◆ **Task description**:
Write out the line that contains "Give me the", then every following line to the end of the records below, with no other lines and no changes.

————

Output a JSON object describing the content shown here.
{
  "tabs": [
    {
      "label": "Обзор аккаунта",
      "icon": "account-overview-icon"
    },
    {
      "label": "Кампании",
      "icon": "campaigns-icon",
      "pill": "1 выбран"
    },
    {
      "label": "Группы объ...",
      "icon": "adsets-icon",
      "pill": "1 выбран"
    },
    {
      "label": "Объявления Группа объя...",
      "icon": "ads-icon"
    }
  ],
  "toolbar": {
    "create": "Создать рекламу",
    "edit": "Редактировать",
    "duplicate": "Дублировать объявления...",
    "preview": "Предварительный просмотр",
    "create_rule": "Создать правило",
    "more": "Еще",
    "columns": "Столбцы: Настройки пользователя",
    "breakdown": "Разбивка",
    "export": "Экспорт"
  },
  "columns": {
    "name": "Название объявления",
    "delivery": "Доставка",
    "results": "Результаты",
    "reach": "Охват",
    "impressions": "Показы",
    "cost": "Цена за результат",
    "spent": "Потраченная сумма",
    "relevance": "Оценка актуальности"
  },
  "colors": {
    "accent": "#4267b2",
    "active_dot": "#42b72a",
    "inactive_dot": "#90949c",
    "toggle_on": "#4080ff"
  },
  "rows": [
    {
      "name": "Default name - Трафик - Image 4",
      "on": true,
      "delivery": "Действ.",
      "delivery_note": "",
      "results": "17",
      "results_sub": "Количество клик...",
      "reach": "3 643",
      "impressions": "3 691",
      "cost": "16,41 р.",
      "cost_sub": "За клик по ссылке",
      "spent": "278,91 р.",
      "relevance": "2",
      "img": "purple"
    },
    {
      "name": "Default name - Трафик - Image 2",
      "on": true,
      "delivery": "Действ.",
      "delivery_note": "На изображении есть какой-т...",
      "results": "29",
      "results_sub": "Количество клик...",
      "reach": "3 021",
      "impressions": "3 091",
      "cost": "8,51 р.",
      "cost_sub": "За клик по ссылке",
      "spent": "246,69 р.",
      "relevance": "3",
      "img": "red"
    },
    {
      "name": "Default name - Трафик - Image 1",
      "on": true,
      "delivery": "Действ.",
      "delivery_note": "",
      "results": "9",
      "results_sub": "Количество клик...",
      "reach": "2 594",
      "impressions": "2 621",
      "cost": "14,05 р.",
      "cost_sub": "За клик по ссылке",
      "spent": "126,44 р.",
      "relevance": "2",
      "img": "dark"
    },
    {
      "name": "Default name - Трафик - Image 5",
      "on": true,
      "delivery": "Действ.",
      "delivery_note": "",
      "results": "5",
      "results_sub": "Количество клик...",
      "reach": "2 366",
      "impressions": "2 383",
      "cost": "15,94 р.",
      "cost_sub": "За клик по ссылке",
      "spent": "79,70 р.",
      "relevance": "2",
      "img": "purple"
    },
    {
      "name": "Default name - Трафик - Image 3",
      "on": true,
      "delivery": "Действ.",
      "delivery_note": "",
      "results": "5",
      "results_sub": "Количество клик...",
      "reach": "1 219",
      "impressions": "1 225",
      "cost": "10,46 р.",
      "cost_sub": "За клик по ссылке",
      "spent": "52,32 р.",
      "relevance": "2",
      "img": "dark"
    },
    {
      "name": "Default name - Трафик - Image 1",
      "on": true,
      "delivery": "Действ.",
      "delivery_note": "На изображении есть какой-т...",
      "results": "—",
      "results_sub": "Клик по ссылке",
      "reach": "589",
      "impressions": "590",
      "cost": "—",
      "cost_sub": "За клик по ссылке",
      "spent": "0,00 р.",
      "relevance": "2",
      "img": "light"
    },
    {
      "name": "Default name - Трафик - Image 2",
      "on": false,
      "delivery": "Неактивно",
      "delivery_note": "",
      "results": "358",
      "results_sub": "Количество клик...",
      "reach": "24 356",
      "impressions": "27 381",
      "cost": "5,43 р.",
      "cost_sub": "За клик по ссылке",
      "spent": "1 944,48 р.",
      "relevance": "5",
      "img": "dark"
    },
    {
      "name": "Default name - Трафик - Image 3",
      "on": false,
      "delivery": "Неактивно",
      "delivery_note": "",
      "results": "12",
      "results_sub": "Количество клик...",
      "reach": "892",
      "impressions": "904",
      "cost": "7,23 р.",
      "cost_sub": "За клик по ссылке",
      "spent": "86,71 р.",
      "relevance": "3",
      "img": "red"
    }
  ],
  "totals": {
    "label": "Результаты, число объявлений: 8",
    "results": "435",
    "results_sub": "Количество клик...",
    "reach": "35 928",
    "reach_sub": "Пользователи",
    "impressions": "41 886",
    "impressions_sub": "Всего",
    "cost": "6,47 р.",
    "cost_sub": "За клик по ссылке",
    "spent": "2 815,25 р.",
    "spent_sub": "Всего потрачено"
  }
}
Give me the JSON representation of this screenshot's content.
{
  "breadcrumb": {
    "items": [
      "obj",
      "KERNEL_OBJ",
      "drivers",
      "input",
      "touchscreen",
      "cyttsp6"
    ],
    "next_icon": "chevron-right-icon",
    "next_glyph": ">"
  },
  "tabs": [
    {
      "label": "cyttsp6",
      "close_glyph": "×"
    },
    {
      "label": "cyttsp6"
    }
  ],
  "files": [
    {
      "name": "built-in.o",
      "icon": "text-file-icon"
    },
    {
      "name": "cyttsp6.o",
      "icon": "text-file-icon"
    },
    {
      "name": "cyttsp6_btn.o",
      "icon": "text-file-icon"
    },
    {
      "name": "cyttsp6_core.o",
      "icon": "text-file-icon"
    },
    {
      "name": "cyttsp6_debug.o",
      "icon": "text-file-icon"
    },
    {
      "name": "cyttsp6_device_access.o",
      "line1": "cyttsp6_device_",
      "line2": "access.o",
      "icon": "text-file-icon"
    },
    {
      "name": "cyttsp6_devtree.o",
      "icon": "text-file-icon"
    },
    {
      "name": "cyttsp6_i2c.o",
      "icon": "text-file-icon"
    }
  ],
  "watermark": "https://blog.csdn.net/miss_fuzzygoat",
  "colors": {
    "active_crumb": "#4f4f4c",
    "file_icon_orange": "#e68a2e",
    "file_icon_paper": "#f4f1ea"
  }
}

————

◆ **Completed task**:
Give me the JSON representation of this screenshot's content.
{
  "breadcrumb": {
    "items": [
      "obj",
      "KERNEL_OBJ",
      "drivers",
      "input",
      "touchscreen",
      "cyttsp6"
    ],
    "next_icon": "chevron-right-icon",
    "next_glyph": ">"
  },
  "tabs": [
    {
      "label": "cyttsp6",
      "close_glyph": "×"
    },
    {
      "label": "cyttsp6"
    }
  ],
  "files": [
    {
      "name": "built-in.o",
      "icon": "text-file-icon"
    },
    {
      "name": "cyttsp6.o",
      "icon": "text-file-icon"
    },
    {
      "name": "cyttsp6_btn.o",
      "icon": "text-file-icon"
    },
    {
      "name": "cyttsp6_core.o",
      "icon": "text-file-icon"
    },
    {
      "name": "cyttsp6_debug.o",
      "icon": "text-file-icon"
    },
    {
      "name": "cyttsp6_device_access.o",
      "line1": "cyttsp6_device_",
      "line2": "access.o",
      "icon": "text-file-icon"
    },
    {
      "name": "cyttsp6_devtree.o",
      "icon": "text-file-icon"
    },
    {
      "name": "cyttsp6_i2c.o",
      "icon": "text-file-icon"
    }
  ],
  "watermark": "https://blog.csdn.net/miss_fuzzygoat",
  "colors": {
    "active_crumb": "#4f4f4c",
    "file_icon_orange": "#e68a2e",
    "file_icon_paper": "#f4f1ea"
  }
}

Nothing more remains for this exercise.